    Lastly,,, guess which southwestern city without a major professional franchise in any sport is most likely to get Amazons new HQ2 (per Buisness Insider and WSJ). 50k new jobs is a lot of potential new fans, wonder if Precourt knows that?

  • In reply to Fireman1:

    Not sure that Hauptmann has the same thinking at this point. He's dumped a bunch of dough into the northside pitch and other fields around the city. Don't think he'd ship the team out that quickly - more likely to sell IMO.

  • In reply to Fireman1:

    I've got some thoughts on the Precourt nonsense and they're very similar to yours. I'll get those down in writing soon.

  • If the Fire don't win the MLS Cup and one of Toronto, KC, and Portland wins the MLS Cup, are the Fire in the Concacof Champions League? tia
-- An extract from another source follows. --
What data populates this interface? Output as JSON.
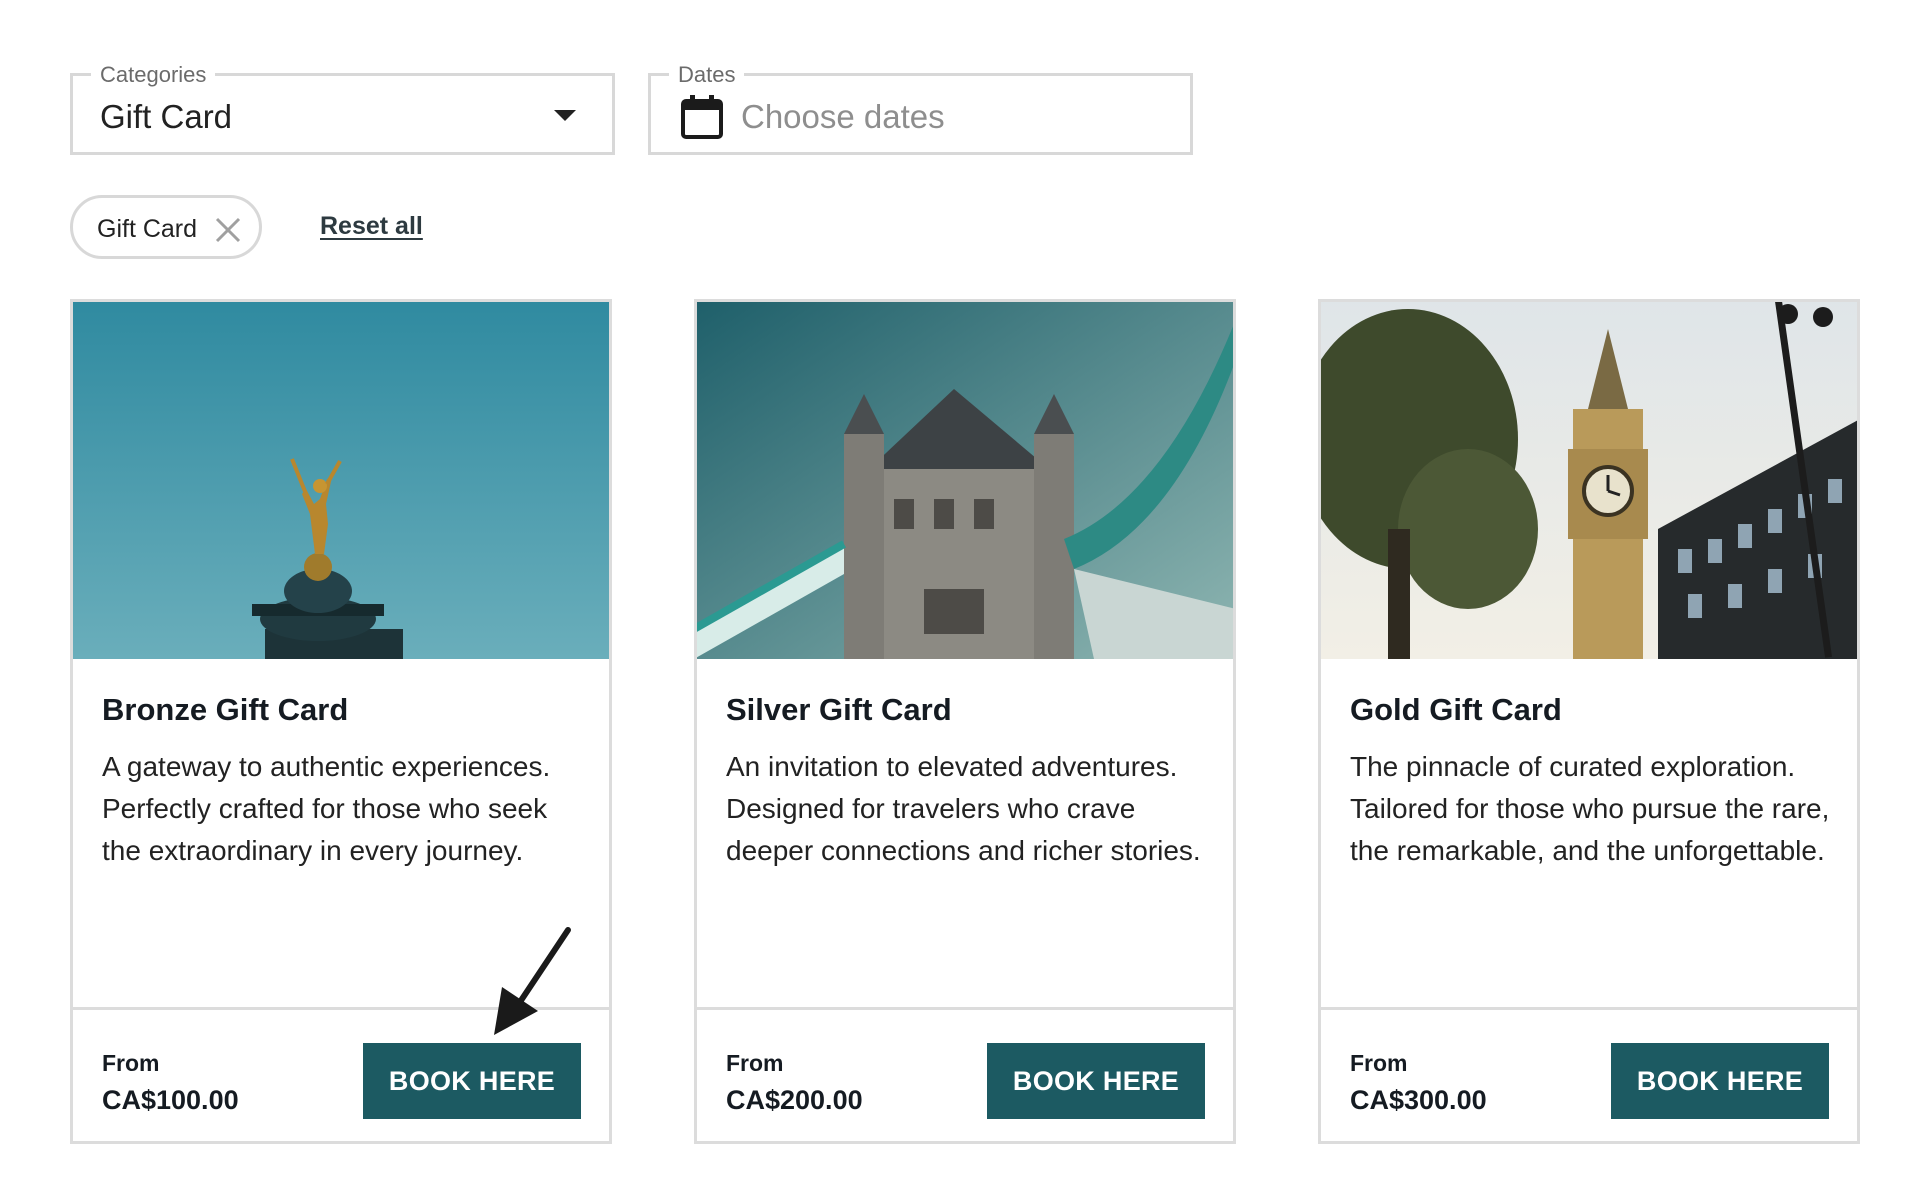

  • In reply to go fire:

    no...NYCFC would get next dibs by virtue of finishing with next best regular season record....but a few things have to happen.

  • Toronto won the Canadian Cup and have already qualified for Champions League play. Toronto having won the Shield gives NYC a place in the Champions League (second best record on MLS) If KC (US Cup winner) or Portland (Western Conference winner) or Toronto win the MLS Cup, Chicago has the third best record in the MLS.

  • In reply to go fire:

    The Shield isn't an automatic berth in CCL in the next version. The spots go to:
    Sporting KC (USOC winner)
    2017 MLS Cup winner
    2018 MLS Cup winner
    2018 US Open Cup winner
    2018 Canadian Championship winner (if Toronto, Montreal, or Vancouver win)

    The current MLS field is
    Seattle (2016 MLS Cup winner)
    FC Dallas (2016 SS winner)
    New York RB (ist place in East 2016)
    Colorado (next best record last year since FCD won SS and USOC)
    Toronto (2016 and 2017 Canadian Champions)

    There is a new format in 2018. If a US team wins more than one of the qualifiers for CCL, the next club in line is determined by the highest aggregate points over the 2017 and 2018 seasons. So there's a long way to go yet.....

  • Thanks Guillermo.

Leave a comment